September 26, 2021

Shaken to the Core

By: James Trusty

This month in San Francisco, U.S. District Court Judge Yvonne Gonzalez Rogers ruled that Apple must stop forcing game developers to exclusively use its payment system in their app purchases. With the ruling, app developers can include a link or other advertisement to facilitate alternative ways of paying for each app. The suit was brought by Epic Games, the maker of the wildly popular game Fortnite, and the ruling is a legal earthquake for Apple, which had been earning as much as a 30% commission on some of the app sales from its platform.

The buildup to this litigation, which may have left both sides a bit sour, was contentious and expensive. In 2015, Epic launched “Project Liberty,” in which they discounted costs for Fortnite by 20% for purchasers who avoided using Apple’s payment processing for the transactions. Apple followed up by dropping Fortnite from its App Store, a move that not only curtailed new purchases but doomed prior App Store purchases of Fortnite to obsolescence because of the disconnect to important iPhone updates. Enter the lawyers and the litigation between these tech titans.
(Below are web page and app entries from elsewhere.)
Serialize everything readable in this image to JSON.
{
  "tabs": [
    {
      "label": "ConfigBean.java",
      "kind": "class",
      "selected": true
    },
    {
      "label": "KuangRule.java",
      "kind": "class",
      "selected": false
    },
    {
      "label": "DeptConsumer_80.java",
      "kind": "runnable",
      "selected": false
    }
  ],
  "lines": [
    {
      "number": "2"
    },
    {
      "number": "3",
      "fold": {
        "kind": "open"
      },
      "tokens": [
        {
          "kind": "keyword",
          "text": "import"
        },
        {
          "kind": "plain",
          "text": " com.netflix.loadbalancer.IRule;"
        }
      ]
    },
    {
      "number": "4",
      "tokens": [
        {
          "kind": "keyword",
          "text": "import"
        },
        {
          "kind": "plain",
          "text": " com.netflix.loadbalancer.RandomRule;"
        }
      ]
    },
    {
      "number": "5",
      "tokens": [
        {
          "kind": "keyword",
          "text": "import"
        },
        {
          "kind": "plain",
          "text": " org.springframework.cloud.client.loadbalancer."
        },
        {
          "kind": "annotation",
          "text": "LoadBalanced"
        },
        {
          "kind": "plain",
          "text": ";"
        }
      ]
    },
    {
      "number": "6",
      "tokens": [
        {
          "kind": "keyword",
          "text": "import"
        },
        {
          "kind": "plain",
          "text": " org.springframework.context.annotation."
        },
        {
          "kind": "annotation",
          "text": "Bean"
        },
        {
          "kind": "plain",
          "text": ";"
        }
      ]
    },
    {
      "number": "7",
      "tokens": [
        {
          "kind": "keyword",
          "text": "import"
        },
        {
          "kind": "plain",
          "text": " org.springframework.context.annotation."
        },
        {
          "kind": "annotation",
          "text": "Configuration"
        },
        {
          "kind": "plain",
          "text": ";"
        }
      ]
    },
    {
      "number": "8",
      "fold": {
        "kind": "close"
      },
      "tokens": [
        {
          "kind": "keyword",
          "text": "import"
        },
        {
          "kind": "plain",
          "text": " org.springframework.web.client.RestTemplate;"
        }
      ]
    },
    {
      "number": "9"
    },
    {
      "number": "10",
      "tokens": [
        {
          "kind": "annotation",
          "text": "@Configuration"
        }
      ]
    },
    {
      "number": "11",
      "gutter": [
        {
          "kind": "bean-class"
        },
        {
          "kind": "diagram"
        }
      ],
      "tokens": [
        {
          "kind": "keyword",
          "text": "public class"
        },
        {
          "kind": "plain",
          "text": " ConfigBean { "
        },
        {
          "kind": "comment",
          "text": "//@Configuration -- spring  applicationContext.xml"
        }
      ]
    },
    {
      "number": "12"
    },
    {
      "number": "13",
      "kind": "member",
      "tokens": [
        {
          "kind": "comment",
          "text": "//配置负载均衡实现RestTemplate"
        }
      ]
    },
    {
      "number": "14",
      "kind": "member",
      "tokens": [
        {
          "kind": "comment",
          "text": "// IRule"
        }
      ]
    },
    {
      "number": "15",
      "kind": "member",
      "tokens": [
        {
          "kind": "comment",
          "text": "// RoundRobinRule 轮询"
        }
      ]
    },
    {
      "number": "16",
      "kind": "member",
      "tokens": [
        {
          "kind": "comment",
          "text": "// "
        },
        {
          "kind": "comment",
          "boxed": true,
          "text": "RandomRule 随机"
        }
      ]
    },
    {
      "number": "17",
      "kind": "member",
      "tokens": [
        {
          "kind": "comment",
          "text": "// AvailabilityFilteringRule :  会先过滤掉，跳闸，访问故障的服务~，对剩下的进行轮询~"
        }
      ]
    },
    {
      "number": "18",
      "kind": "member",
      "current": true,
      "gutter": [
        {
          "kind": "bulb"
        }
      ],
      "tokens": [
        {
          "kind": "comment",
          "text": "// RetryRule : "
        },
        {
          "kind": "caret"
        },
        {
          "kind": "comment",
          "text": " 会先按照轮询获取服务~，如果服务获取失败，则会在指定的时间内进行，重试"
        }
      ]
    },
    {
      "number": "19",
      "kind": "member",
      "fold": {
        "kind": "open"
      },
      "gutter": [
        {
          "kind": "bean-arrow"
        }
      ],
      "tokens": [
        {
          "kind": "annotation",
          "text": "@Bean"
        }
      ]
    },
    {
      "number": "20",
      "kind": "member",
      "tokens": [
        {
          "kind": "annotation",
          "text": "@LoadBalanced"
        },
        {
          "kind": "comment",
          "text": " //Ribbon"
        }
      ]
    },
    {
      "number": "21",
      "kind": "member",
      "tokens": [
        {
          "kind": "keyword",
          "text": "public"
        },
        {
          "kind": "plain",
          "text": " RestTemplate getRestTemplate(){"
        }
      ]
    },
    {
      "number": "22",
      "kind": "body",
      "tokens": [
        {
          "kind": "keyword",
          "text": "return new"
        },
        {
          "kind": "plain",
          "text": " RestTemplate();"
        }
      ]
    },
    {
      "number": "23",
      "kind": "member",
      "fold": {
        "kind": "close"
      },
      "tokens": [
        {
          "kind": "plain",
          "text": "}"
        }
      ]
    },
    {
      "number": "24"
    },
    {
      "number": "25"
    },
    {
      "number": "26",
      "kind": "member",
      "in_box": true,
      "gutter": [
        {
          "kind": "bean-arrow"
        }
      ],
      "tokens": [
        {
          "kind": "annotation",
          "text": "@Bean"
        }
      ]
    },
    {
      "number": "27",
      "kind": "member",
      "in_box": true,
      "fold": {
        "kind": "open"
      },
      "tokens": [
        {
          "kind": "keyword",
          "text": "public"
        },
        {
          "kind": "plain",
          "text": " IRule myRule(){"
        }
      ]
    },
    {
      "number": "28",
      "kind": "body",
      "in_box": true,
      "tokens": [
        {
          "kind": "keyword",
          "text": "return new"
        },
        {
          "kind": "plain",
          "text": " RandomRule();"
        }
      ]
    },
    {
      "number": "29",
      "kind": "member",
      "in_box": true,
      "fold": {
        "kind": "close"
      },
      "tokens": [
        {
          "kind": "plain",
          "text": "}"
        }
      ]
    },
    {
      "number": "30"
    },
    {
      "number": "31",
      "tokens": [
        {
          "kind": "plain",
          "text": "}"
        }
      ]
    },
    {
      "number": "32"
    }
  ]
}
The trial included cameos from each company’s CEO, and the results were a decidedly mixed bag for the parties. Project Liberty effectively has been renamed Project Breach of Contract, with Judge Rogers finding that Epic owes Apple the 30% commission from re-routed (direct) sales, as it violated the contract between Epic and Apple that got Fortnite in the App Store. The Court concluded that Apple’s anti-steering contractual provisions “hide critical information from consumers and illegally stifle consumer choice. “When coupled with Apple’s incipient antitrust violations,” Judge Rogers opined, “these anti-steering provisions are anticompetitive and a nationwide remedy to eliminate those provisions is warranted.”[1] But Judge Rogers also ruled against Epic in nine of the ten counts, concluding that “success is not illegal” in brushing off the antitrust claims of monopolistic behavior. Perhaps ironically, the first party to note an appeal to the 9th Circuit Court of Appeals was Epic, filing it over the weekend.

But do not fall for the happy talk emanating from Apple’s lawyers and CEO. Celebrating the antitrust win does not change the core reality, so to speak, that the in-app purchase exclusivity, which grossed Apple roughly $64 billion in 2020, is about to be pruned from the app sales in December, when the injunction is set to kick in.

Epic, meanwhile, has a case pending against Google on the same premises, just relating to the Android operating system rather than iPhones. Joining the legal gala more recently, 36 states and the District of Columbia filed similar suit against Google, whose public response to date has been to basically say, “Well, Apple does it, too.”

Aside from Apple standing to lose a sizeable amount of profit, the ruling could make the already expansive world of app developing even more profitable and alluring than ever. The lingering questions include whether Apple will note an appeal, whether a federal ruling premised on California state law will fundamentally change the contractual relations between Apple and the app developer community, and whether the Google litigation will have a similar result. For the moment, however, a big source of Apple’s profit may be frittering away.

[1] Epic Games, Inc. v. Apple, Inc., Case 4:20-cv-05640-YGR, Document 812 (N.D.Ca. 09/10/21) Page 3.